WHAT YOU NEED TO DO — Provide a character-exact reproduction of the lines from the line with "Read all visible content and emit it as JSON." to the end of the entries.

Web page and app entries
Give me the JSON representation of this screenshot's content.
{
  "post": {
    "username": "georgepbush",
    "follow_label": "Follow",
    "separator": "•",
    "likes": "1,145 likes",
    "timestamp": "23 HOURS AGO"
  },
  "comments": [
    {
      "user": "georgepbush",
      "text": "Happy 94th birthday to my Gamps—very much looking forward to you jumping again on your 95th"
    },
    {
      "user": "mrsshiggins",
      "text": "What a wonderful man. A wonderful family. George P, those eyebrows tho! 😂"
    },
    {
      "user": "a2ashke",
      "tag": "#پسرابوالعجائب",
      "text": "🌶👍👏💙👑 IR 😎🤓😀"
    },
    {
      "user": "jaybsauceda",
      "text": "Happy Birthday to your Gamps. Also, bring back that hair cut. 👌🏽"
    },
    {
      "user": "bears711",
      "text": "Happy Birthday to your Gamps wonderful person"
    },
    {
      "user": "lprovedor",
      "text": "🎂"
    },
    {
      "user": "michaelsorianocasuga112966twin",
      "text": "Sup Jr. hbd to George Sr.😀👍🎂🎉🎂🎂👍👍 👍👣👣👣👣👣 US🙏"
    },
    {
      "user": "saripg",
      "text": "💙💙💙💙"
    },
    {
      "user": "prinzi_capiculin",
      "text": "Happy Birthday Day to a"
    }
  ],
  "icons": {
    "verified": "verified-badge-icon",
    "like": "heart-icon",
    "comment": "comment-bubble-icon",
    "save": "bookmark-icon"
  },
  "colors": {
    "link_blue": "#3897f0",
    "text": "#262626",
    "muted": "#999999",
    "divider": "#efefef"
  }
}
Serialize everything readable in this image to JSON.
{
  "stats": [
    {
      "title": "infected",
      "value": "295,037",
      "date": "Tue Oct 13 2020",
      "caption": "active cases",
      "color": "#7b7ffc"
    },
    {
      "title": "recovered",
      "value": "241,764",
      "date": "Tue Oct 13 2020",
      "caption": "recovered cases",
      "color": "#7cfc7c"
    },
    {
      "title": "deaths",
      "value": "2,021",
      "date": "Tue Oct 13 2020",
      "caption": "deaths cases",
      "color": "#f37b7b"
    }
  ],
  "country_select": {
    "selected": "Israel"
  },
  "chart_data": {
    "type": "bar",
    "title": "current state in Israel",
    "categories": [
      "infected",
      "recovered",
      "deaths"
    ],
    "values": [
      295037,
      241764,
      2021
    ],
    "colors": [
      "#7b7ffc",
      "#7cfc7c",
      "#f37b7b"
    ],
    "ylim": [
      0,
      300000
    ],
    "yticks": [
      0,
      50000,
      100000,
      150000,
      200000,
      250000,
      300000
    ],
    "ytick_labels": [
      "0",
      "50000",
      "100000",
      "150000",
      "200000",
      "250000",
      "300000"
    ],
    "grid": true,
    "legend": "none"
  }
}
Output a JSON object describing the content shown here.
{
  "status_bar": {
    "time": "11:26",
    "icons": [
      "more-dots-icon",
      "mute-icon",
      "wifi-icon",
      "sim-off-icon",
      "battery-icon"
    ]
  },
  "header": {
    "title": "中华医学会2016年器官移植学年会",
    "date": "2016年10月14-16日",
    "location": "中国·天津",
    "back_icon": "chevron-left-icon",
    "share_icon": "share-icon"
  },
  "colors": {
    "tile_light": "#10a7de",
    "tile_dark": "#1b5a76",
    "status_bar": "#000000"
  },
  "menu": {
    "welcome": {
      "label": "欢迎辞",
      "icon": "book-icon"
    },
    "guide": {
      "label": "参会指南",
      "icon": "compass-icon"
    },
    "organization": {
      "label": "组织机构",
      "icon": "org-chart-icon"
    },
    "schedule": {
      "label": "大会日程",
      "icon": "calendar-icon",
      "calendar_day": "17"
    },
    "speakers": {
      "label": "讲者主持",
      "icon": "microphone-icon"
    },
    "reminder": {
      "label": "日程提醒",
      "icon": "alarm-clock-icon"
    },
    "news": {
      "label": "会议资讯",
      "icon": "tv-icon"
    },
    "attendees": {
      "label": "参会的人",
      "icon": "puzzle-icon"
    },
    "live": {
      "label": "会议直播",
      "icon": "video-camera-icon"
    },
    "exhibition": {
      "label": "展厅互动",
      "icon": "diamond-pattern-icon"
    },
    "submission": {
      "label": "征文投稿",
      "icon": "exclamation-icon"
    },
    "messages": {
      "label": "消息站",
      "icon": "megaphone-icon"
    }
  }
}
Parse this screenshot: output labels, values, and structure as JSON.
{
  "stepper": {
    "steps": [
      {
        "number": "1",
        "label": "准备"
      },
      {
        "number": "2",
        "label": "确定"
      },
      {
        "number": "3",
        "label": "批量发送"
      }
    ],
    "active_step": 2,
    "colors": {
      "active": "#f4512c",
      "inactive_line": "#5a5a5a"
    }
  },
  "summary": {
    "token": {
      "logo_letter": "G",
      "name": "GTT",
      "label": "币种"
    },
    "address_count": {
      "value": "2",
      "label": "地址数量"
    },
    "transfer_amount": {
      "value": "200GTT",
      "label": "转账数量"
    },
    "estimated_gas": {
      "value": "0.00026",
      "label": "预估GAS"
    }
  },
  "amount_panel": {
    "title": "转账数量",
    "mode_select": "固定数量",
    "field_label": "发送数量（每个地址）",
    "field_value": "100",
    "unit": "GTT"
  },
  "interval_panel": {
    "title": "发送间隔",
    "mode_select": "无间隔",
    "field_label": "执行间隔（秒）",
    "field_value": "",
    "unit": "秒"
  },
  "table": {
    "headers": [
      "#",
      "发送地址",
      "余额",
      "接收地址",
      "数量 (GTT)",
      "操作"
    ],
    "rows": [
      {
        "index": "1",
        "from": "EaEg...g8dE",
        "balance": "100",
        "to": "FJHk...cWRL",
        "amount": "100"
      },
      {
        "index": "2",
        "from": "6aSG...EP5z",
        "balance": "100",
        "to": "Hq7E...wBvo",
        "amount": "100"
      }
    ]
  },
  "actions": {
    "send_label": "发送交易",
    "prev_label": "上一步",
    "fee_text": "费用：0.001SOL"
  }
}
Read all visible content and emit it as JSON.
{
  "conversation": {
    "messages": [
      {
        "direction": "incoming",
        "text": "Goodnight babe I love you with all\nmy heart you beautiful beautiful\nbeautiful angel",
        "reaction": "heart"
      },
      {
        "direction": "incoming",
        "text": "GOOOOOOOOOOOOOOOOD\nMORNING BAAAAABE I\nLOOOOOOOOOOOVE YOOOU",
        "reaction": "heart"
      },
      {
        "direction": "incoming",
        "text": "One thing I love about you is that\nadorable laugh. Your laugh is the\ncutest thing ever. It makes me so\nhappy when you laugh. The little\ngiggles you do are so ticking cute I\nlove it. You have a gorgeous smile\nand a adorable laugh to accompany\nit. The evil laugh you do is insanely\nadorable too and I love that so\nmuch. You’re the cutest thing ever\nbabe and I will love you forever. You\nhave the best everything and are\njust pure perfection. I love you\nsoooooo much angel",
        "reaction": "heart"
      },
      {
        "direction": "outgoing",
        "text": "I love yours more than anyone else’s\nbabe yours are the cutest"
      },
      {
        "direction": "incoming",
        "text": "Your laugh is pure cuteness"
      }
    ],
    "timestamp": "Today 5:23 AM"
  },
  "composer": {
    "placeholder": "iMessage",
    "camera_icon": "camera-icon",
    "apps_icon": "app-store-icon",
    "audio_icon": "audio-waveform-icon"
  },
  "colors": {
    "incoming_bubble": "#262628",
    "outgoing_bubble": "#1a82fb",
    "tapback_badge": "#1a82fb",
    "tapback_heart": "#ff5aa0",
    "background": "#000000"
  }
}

ANSWER SECTION —
Read all visible content and emit it as JSON.
{
  "conversation": {
    "messages": [
      {
        "direction": "incoming",
        "text": "Goodnight babe I love you with all\nmy heart you beautiful beautiful\nbeautiful angel",
        "reaction": "heart"
      },
      {
        "direction": "incoming",
        "text": "GOOOOOOOOOOOOOOOOD\nMORNING BAAAAABE I\nLOOOOOOOOOOOVE YOOOU",
        "reaction": "heart"
      },
      {
        "direction": "incoming",
        "text": "One thing I love about you is that\nadorable laugh. Your laugh is the\ncutest thing ever. It makes me so\nhappy when you laugh. The little\ngiggles you do are so ticking cute I\nlove it. You have a gorgeous smile\nand a adorable laugh to accompany\nit. The evil laugh you do is insanely\nadorable too and I love that so\nmuch. You’re the cutest thing ever\nbabe and I will love you forever. You\nhave the best everything and are\njust pure perfection. I love you\nsoooooo much angel",
        "reaction": "heart"
      },
      {
        "direction": "outgoing",
        "text": "I love yours more than anyone else’s\nbabe yours are the cutest"
      },
      {
        "direction": "incoming",
        "text": "Your laugh is pure cuteness"
      }
    ],
    "timestamp": "Today 5:23 AM"
  },
  "composer": {
    "placeholder": "iMessage",
    "camera_icon": "camera-icon",
    "apps_icon": "app-store-icon",
    "audio_icon": "audio-waveform-icon"
  },
  "colors": {
    "incoming_bubble": "#262628",
    "outgoing_bubble": "#1a82fb",
    "tapback_badge": "#1a82fb",
    "tapback_heart": "#ff5aa0",
    "background": "#000000"
  }
}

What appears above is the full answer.